··· Data
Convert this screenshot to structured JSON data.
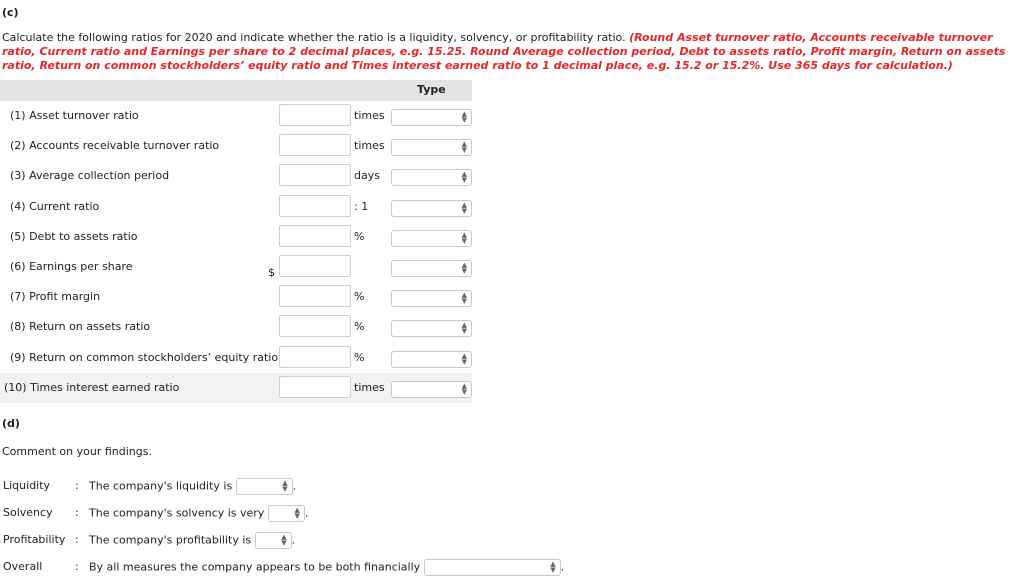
{
  "part_c": {
    "heading": "(c)",
    "instruction": "Calculate the following ratios for 2020 and indicate whether the ratio is a liquidity, solvency, or profitability ratio.",
    "instruction_red": "(Round Asset turnover ratio, Accounts receivable turnover ratio, Current ratio and Earnings per share to 2 decimal places, e.g. 15.25. Round Average collection period, Debt to assets ratio, Profit margin, Return on assets ratio, Return on common stockholders’ equity ratio and Times interest earned ratio to 1 decimal place, e.g. 15.2 or 15.2%. Use 365 days for calculation.)",
    "type_header": "Type",
    "rows": [
      {
        "label": "(1) Asset turnover ratio",
        "prefix": "",
        "unit": "times",
        "value": "",
        "type": ""
      },
      {
        "label": "(2) Accounts receivable turnover ratio",
        "prefix": "",
        "unit": "times",
        "value": "",
        "type": ""
      },
      {
        "label": "(3) Average collection period",
        "prefix": "",
        "unit": "days",
        "value": "",
        "type": ""
      },
      {
        "label": "(4) Current ratio",
        "prefix": "",
        "unit": ": 1",
        "value": "",
        "type": ""
      },
      {
        "label": "(5) Debt to assets ratio",
        "prefix": "",
        "unit": "%",
        "value": "",
        "type": ""
      },
      {
        "label": "(6) Earnings per share",
        "prefix": "$",
        "unit": "",
        "value": "",
        "type": ""
      },
      {
        "label": "(7) Profit margin",
        "prefix": "",
        "unit": "%",
        "value": "",
        "type": ""
      },
      {
        "label": "(8) Return on assets ratio",
        "prefix": "",
        "unit": "%",
        "value": "",
        "type": ""
      },
      {
        "label": "(9) Return on common stockholders’ equity ratio",
        "prefix": "",
        "unit": "%",
        "value": "",
        "type": ""
      },
      {
        "label": "(10) Times interest earned ratio",
        "prefix": "",
        "unit": "times",
        "value": "",
        "type": ""
      }
    ]
  },
  "part_d": {
    "heading": "(d)",
    "prompt": "Comment on your findings.",
    "rows": [
      {
        "label": "Liquidity",
        "colon": ":",
        "text": "The company's liquidity is",
        "end": "."
      },
      {
        "label": "Solvency",
        "colon": ":",
        "text": "The company's solvency is very",
        "end": "."
      },
      {
        "label": "Profitability",
        "colon": ":",
        "text": "The company's profitability is",
        "end": "."
      },
      {
        "label": "Overall",
        "colon": ":",
        "text": "By all measures the company appears to be both financially",
        "end": "."
      }
    ]
  }
}
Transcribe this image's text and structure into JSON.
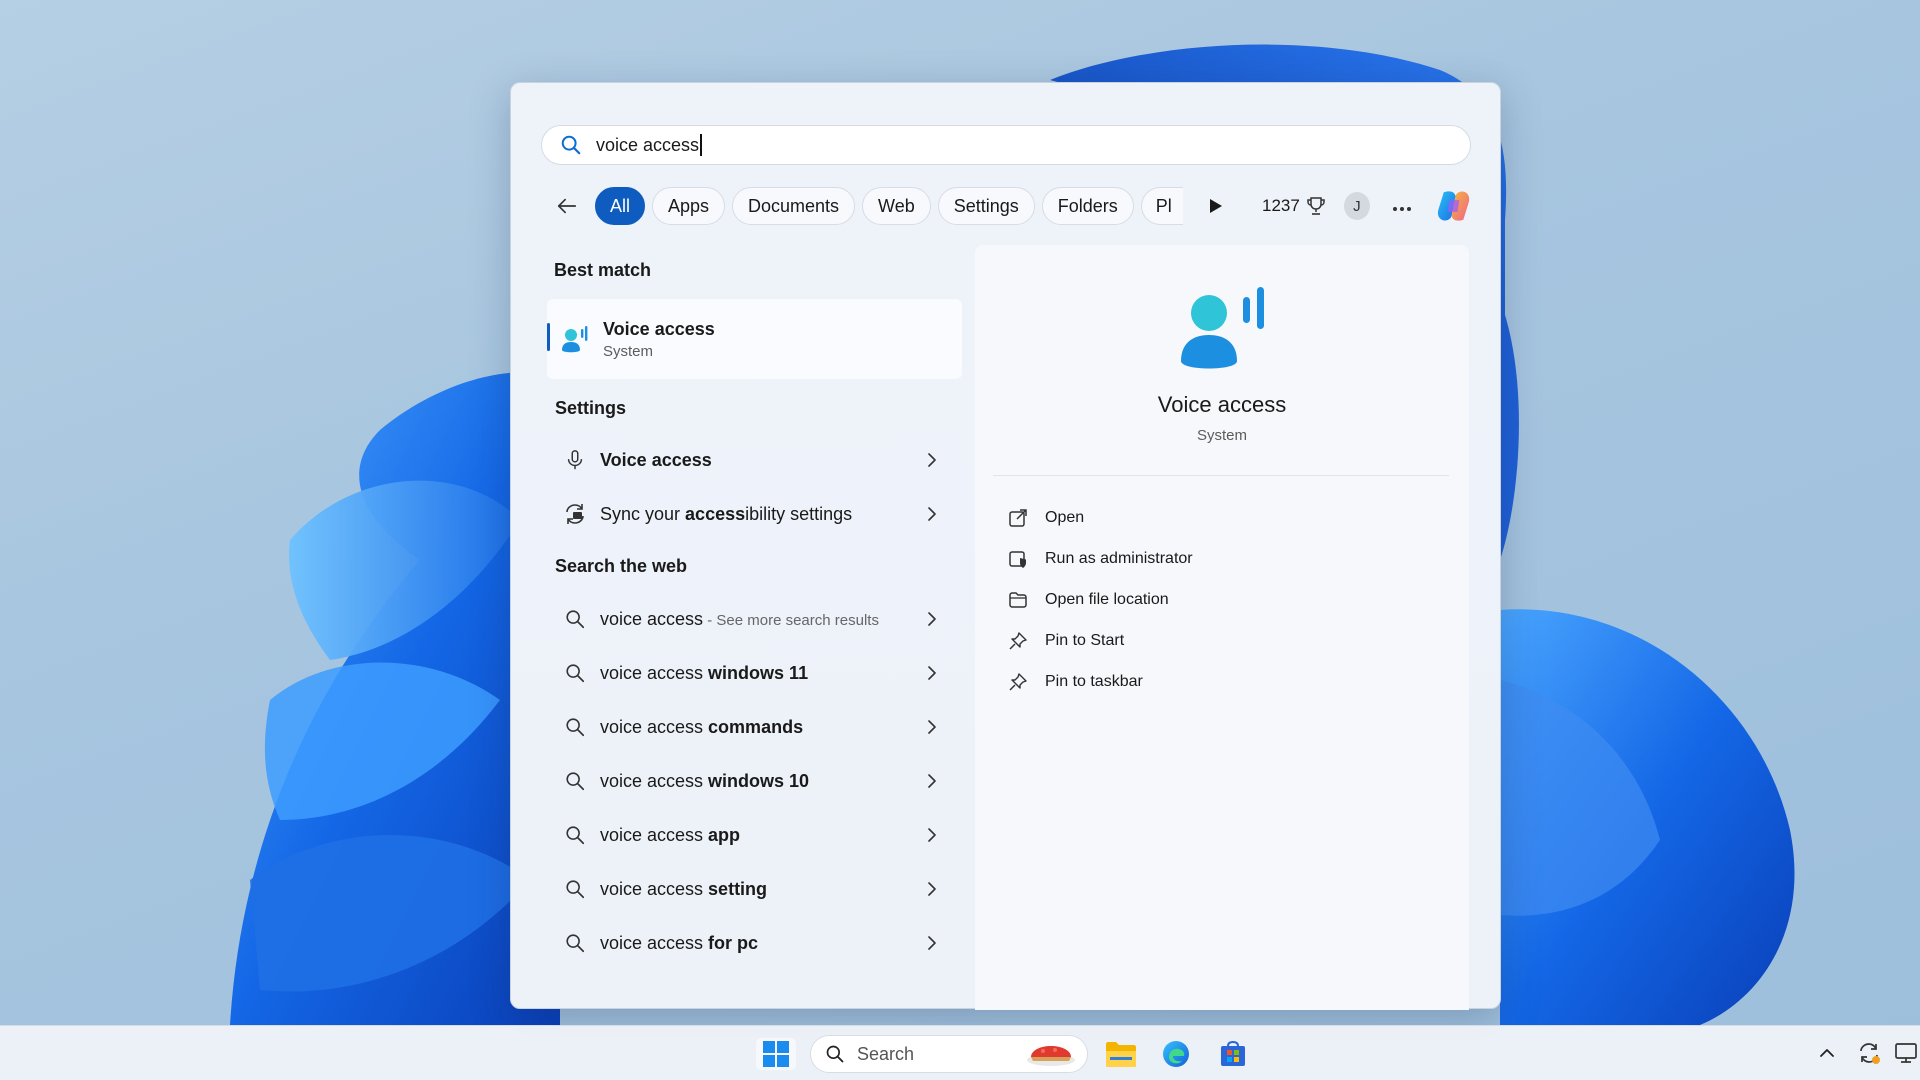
{
  "search": {
    "query": "voice access"
  },
  "filters": {
    "tabs": [
      "All",
      "Apps",
      "Documents",
      "Web",
      "Settings",
      "Folders"
    ],
    "partial_tab": "Pl",
    "points": "1237",
    "avatar_initial": "J"
  },
  "best_match": {
    "heading": "Best match",
    "title": "Voice access",
    "subtitle": "System"
  },
  "settings": {
    "heading": "Settings",
    "items": [
      {
        "label": "Voice access",
        "icon": "microphone-icon"
      },
      {
        "prefix": "Sync your ",
        "bold": "access",
        "suffix": "ibility settings",
        "icon": "sync-settings-icon"
      }
    ]
  },
  "web": {
    "heading": "Search the web",
    "first": {
      "label": "voice access",
      "hint": " - See more search results"
    },
    "items": [
      {
        "plain": "voice access ",
        "bold": "windows 11"
      },
      {
        "plain": "voice access ",
        "bold": "commands"
      },
      {
        "plain": "voice access ",
        "bold": "windows 10"
      },
      {
        "plain": "voice access ",
        "bold": "app"
      },
      {
        "plain": "voice access ",
        "bold": "setting"
      },
      {
        "plain": "voice access ",
        "bold": "for pc"
      }
    ]
  },
  "detail": {
    "title": "Voice access",
    "subtitle": "System",
    "actions": [
      {
        "label": "Open",
        "icon": "open-external-icon"
      },
      {
        "label": "Run as administrator",
        "icon": "admin-shield-icon"
      },
      {
        "label": "Open file location",
        "icon": "folder-icon"
      },
      {
        "label": "Pin to Start",
        "icon": "pin-icon"
      },
      {
        "label": "Pin to taskbar",
        "icon": "pin-icon"
      }
    ]
  },
  "taskbar": {
    "search_placeholder": "Search"
  },
  "colors": {
    "accent": "#0f5cc0",
    "voice_icon_head": "#2fc4d8",
    "voice_icon_body": "#1c8fe0"
  }
}
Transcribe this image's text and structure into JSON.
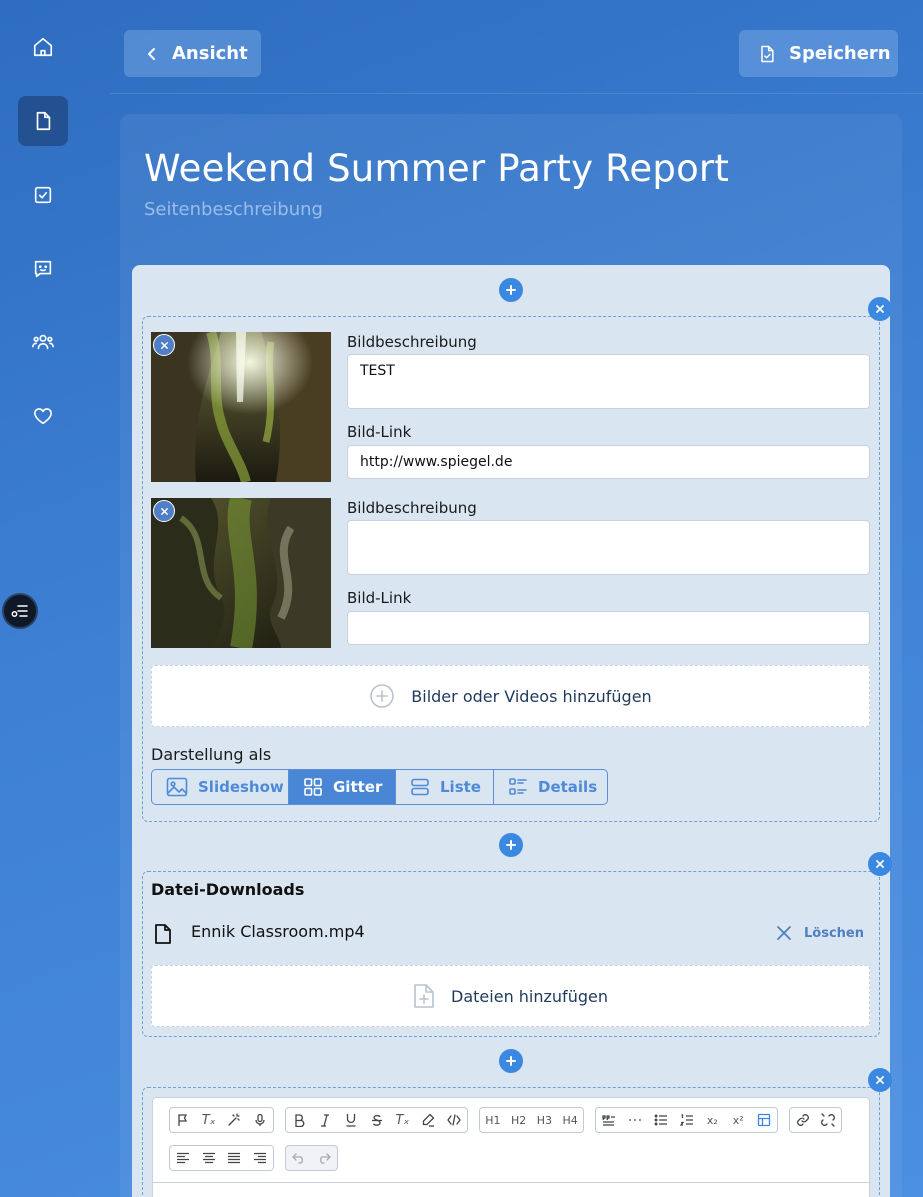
{
  "header": {
    "back_label": "Ansicht",
    "save_label": "Speichern"
  },
  "page": {
    "title": "Weekend Summer Party Report",
    "description_placeholder": "Seitenbeschreibung"
  },
  "gallery": {
    "images": [
      {
        "description_label": "Bildbeschreibung",
        "description_value": "TEST",
        "link_label": "Bild-Link",
        "link_value": "http://www.spiegel.de"
      },
      {
        "description_label": "Bildbeschreibung",
        "description_value": "",
        "link_label": "Bild-Link",
        "link_value": ""
      }
    ],
    "add_label": "Bilder oder Videos hinzufügen",
    "display_label": "Darstellung als",
    "display_options": [
      "Slideshow",
      "Gitter",
      "Liste",
      "Details"
    ],
    "display_selected": "Gitter"
  },
  "downloads": {
    "title": "Datei-Downloads",
    "files": [
      {
        "name": "Ennik Classroom.mp4",
        "delete_label": "Löschen"
      }
    ],
    "add_label": "Dateien hinzufügen"
  },
  "toolbar": {
    "heading_buttons": [
      "H1",
      "H2",
      "H3",
      "H4"
    ],
    "sub_label": "x₂",
    "sup_label": "x²",
    "clear_format_label": "Tₓ"
  },
  "colors": {
    "accent": "#3b88e0",
    "editor_bg": "#dae5f2",
    "segment_active": "#4a86d6"
  }
}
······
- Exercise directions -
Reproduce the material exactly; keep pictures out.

- Output below -
Convert this screenshot to structured JSON data.
{
  "part_c": {
    "heading": "(c)",
    "instruction": "Calculate the following ratios for 2020 and indicate whether the ratio is a liquidity, solvency, or profitability ratio.",
    "instruction_red": "(Round Asset turnover ratio, Accounts receivable turnover ratio, Current ratio and Earnings per share to 2 decimal places, e.g. 15.25. Round Average collection period, Debt to assets ratio, Profit margin, Return on assets ratio, Return on common stockholders’ equity ratio and Times interest earned ratio to 1 decimal place, e.g. 15.2 or 15.2%. Use 365 days for calculation.)",
    "type_header": "Type",
    "rows": [
      {
        "label": "(1) Asset turnover ratio",
        "prefix": "",
        "unit": "times",
        "value": "",
        "type": ""
      },
      {
        "label": "(2) Accounts receivable turnover ratio",
        "prefix": "",
        "unit": "times",
        "value": "",
        "type": ""
      },
      {
        "label": "(3) Average collection period",
        "prefix": "",
        "unit": "days",
        "value": "",
        "type": ""
      },
      {
        "label": "(4) Current ratio",
        "prefix": "",
        "unit": ": 1",
        "value": "",
        "type": ""
      },
      {
        "label": "(5) Debt to assets ratio",
        "prefix": "",
        "unit": "%",
        "value": "",
        "type": ""
      },
      {
        "label": "(6) Earnings per share",
        "prefix": "$",
        "unit": "",
        "value": "",
        "type": ""
      },
      {
        "label": "(7) Profit margin",
        "prefix": "",
        "unit": "%",
        "value": "",
        "type": ""
      },
      {
        "label": "(8) Return on assets ratio",
        "prefix": "",
        "unit": "%",
        "value": "",
        "type": ""
      },
      {
        "label": "(9) Return on common stockholders’ equity ratio",
        "prefix": "",
        "unit": "%",
        "value": "",
        "type": ""
      },
      {
        "label": "(10) Times interest earned ratio",
        "prefix": "",
        "unit": "times",
        "value": "",
        "type": ""
      }
    ]
  },
  "part_d": {
    "heading": "(d)",
    "prompt": "Comment on your findings.",
    "rows": [
      {
        "label": "Liquidity",
        "colon": ":",
        "text": "The company's liquidity is",
        "end": "."
      },
      {
        "label": "Solvency",
        "colon": ":",
        "text": "The company's solvency is very",
        "end": "."
      },
      {
        "label": "Profitability",
        "colon": ":",
        "text": "The company's profitability is",
        "end": "."
      },
      {
        "label": "Overall",
        "colon": ":",
        "text": "By all measures the company appears to be both financially",
        "end": "."
      }
    ]
  }
}
Transcribe this image's text and structure into JSON.
{
  "search": {
    "query": "voice access"
  },
  "filters": {
    "tabs": [
      "All",
      "Apps",
      "Documents",
      "Web",
      "Settings",
      "Folders"
    ],
    "partial_tab": "Pl",
    "points": "1237",
    "avatar_initial": "J"
  },
  "best_match": {
    "heading": "Best match",
    "title": "Voice access",
    "subtitle": "System"
  },
  "settings": {
    "heading": "Settings",
    "items": [
      {
        "label": "Voice access",
        "icon": "microphone-icon"
      },
      {
        "prefix": "Sync your ",
        "bold": "access",
        "suffix": "ibility settings",
        "icon": "sync-settings-icon"
      }
    ]
  },
  "web": {
    "heading": "Search the web",
    "first": {
      "label": "voice access",
      "hint": " - See more search results"
    },
    "items": [
      {
        "plain": "voice access ",
        "bold": "windows 11"
      },
      {
        "plain": "voice access ",
        "bold": "commands"
      },
      {
        "plain": "voice access ",
        "bold": "windows 10"
      },
      {
        "plain": "voice access ",
        "bold": "app"
      },
      {
        "plain": "voice access ",
        "bold": "setting"
      },
      {
        "plain": "voice access ",
        "bold": "for pc"
      }
    ]
  },
  "detail": {
    "title": "Voice access",
    "subtitle": "System",
    "actions": [
      {
        "label": "Open",
        "icon": "open-external-icon"
      },
      {
        "label": "Run as administrator",
        "icon": "admin-shield-icon"
      },
      {
        "label": "Open file location",
        "icon": "folder-icon"
      },
      {
        "label": "Pin to Start",
        "icon": "pin-icon"
      },
      {
        "label": "Pin to taskbar",
        "icon": "pin-icon"
      }
    ]
  },
  "taskbar": {
    "search_placeholder": "Search"
  },
  "colors": {
    "accent": "#0f5cc0",
    "voice_icon_head": "#2fc4d8",
    "voice_icon_body": "#1c8fe0"
  }
}
Transcribe this image's text and structure into JSON.
{
  "header": {
    "back_label": "Ansicht",
    "save_label": "Speichern"
  },
  "page": {
    "title": "Weekend Summer Party Report",
    "description_placeholder": "Seitenbeschreibung"
  },
  "gallery": {
    "images": [
      {
        "description_label": "Bildbeschreibung",
        "description_value": "TEST",
        "link_label": "Bild-Link",
        "link_value": "http://www.spiegel.de"
      },
      {
        "description_label": "Bildbeschreibung",
        "description_value": "",
        "link_label": "Bild-Link",
        "link_value": ""
      }
    ],
    "add_label": "Bilder oder Videos hinzufügen",
    "display_label": "Darstellung als",
    "display_options": [
      "Slideshow",
      "Gitter",
      "Liste",
      "Details"
    ],
    "display_selected": "Gitter"
  },
  "downloads": {
    "title": "Datei-Downloads",
    "files": [
      {
        "name": "Ennik Classroom.mp4",
        "delete_label": "Löschen"
      }
    ],
    "add_label": "Dateien hinzufügen"
  },
  "toolbar": {
    "heading_buttons": [
      "H1",
      "H2",
      "H3",
      "H4"
    ],
    "sub_label": "x₂",
    "sup_label": "x²",
    "clear_format_label": "Tₓ"
  },
  "colors": {
    "accent": "#3b88e0",
    "editor_bg": "#dae5f2",
    "segment_active": "#4a86d6"
  }
}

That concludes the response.